I tried to always go to the beach. It was so convenient. Hop on the yellow train and you’re practically there. I love to tan, and the beach was free. But with my luck, the spring I was there was one of the rainiest that Barcelona had had in a long time. My one professor really stressed this fact a lot in class:
“I feel bad that it is always cloudy and rainy,” she would say. “Usually its always 80 degrees, with no cloud in the sky.”
Whenever it was nice out, I’d pack my things and make as much a day at the beach as I could. I’d lay out my towel somewhere closer to the side of the W hotel. I would relax and sometimes take a nap. Except, about every five minutes someone would be tapping my legs asking me to buy stuff.

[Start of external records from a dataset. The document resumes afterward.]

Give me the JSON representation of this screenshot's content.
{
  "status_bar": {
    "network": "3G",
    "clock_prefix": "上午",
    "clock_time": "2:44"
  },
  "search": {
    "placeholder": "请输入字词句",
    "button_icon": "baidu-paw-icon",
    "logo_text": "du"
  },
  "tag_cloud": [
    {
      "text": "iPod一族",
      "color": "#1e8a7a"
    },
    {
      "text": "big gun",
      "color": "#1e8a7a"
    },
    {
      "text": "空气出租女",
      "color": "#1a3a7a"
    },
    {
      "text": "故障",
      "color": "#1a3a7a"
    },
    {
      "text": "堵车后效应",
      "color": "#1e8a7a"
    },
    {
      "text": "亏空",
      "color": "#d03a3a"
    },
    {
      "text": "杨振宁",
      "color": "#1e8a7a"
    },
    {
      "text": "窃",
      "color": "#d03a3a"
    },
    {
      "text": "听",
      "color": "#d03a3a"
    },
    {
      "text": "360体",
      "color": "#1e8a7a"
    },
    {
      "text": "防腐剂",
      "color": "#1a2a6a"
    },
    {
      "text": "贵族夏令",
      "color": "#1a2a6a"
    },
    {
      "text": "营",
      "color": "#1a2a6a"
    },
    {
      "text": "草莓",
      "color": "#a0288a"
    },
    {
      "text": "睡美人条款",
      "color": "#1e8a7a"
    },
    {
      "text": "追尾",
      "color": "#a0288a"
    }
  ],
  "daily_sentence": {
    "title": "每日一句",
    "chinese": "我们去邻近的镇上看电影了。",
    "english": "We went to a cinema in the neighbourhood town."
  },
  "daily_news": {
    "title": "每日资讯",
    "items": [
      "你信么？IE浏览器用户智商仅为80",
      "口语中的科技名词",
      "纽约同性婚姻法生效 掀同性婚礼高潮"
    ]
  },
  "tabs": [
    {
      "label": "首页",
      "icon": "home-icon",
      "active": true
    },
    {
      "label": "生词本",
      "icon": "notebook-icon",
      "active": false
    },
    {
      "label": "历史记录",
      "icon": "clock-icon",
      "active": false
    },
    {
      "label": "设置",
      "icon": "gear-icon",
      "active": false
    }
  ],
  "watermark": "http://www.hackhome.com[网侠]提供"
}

Everyone had something to sell and they wouldn’t leave you alone. The massages were the worst. I would repeat myself multiple times in any language I knew that I did not want a massage. But they would keep asking and start rubbing your feet and your hands and your arms. I just wanted to flick sand at them.
The men selling beer would usually listen to you right away and never bother you again.
Until the next day.
One of my friends said a man selling him coconut wouldn’t leave him alone. He was selling a small piece for about 5 euros which was an obvious rip off. She explained to the man that she did not want a piece of coconut, being that it was too expensive. He argued with her for a little and eventually let up. But before he left he said she could try a piece just as a sample.. She agreed and the man handed her a piece of coconut and as soon as she bit the fruit he said that she owed him five euros.
She was not happy.
The man obviously lied. But then she realized he had a knife in the back of his waist and she handed over the money before something worse happened.
The vendors, if I can call them that, appeared to be mystical, appearing out of nowhere most of the time. But they seemed to travel in herds and would be by the beach day in and day out. I would even see them at night in larger groups down closer toward the clubs if I ever went. They sold beer and cold water bottle, but also hinted that they had drugs.
Maybe it wasn’t such a bad thing that it wasn’t always that sunny:
She came in to visit around 3 on Friday, handed me her luggage off the bus and started talking about the clubs. She was ready for dinner at 6 even though it was early. By 8 or 9 she started to drink from the dollar wine bottles. She added ice cubes. She was dressed and ready to go in her dress by 10, bouncing in her heels excited to leave. I kept telling her it was early. But she was drunk enough to complain about not caring.
The clubs were lined up in a neon row by the beach. She said she wanted to take off her heels and jump into the sea as soon as she arrived. But she didn’t like the walk off the metro. She thought they would be right outside, in front of her. She thought she could tease the bouncer and get in for free, right away. She thought she would see someone famous, or have a boy buy her a drink.
We walked along the port, heading for the tip of the beach.
The W Hotel was tall, out in front, like a North Star for the city night. She just kept walking toward its distant spotlight.
She took off her heels when we got to the beach and she ran on the sand. The shore and water met in a black wade. The stars reflected off the sea and it looked like space was a mirrored wall that travelled up forever. She didn’t dip her feet in. But she found a palm tree nearby. She ran over and demanded a photo shoot. Her dress was slipping down her shoulders as she flung around the tree in different poses.
There were men wandering around the boardwalk with plastic bags full of beer. They started swinging over, whistling and begging for more of her attention. They kept shouting for our money.
“More beer? Hot beer? Cerveza? Beer?”
She got off her tree and went over to the packs of men. She hugged the one who was carting a bucket of coconut. I tried to pull her away before she got hurt.
“How much we talking?” she asked.
The vendors looked on and rubbed their fingers together asking for a lot. They stared at her chest and bare shoulders.
I grabbed her by the wrist, threw out some euros from my purse, and ran as we stumbled through the sand headed toward the W in the sky that still shown brighter than any other star across the sea.